What to do:
The answer must be every line below that holds the word "this".

Data supplied:

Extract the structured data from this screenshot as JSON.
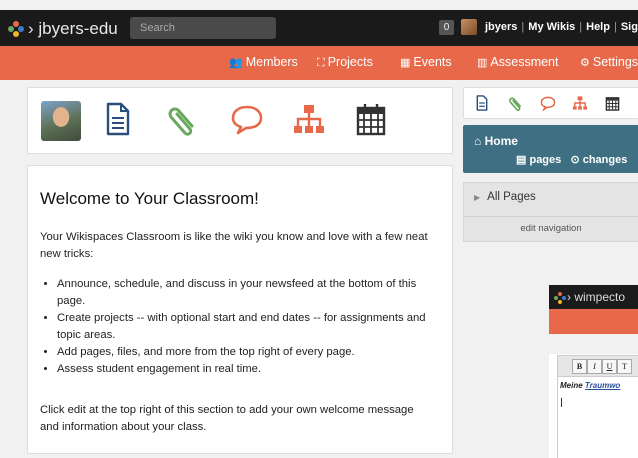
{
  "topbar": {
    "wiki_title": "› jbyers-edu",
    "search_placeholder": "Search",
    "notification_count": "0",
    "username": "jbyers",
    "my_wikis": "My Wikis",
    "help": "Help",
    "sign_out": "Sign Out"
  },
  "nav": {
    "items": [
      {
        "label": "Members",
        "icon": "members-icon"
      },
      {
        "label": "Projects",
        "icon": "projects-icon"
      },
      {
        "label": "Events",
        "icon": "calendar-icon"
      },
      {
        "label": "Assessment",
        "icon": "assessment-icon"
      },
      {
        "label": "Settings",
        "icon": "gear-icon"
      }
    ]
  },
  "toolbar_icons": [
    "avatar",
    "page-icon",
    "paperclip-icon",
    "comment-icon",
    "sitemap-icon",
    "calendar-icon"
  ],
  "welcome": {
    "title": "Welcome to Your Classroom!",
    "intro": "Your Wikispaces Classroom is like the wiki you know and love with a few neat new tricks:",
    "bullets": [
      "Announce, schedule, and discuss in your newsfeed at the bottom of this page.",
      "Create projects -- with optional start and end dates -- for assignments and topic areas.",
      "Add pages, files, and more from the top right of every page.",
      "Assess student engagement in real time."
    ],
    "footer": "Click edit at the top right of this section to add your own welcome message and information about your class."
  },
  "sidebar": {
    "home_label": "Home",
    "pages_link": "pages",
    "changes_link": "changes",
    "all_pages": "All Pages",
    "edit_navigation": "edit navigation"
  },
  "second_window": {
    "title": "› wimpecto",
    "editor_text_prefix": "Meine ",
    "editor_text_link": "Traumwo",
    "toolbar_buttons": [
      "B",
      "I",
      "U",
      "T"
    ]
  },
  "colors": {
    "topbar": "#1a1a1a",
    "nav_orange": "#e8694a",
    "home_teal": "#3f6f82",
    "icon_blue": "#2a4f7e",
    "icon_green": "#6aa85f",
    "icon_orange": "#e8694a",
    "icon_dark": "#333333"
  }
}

Exercise answer:
Extract the structured data from this screenshot as JSON.
      "Announce, schedule, and discuss in your newsfeed at the bottom of this page.",
    "footer": "Click edit at the top right of this section to add your own welcome message and information about your class."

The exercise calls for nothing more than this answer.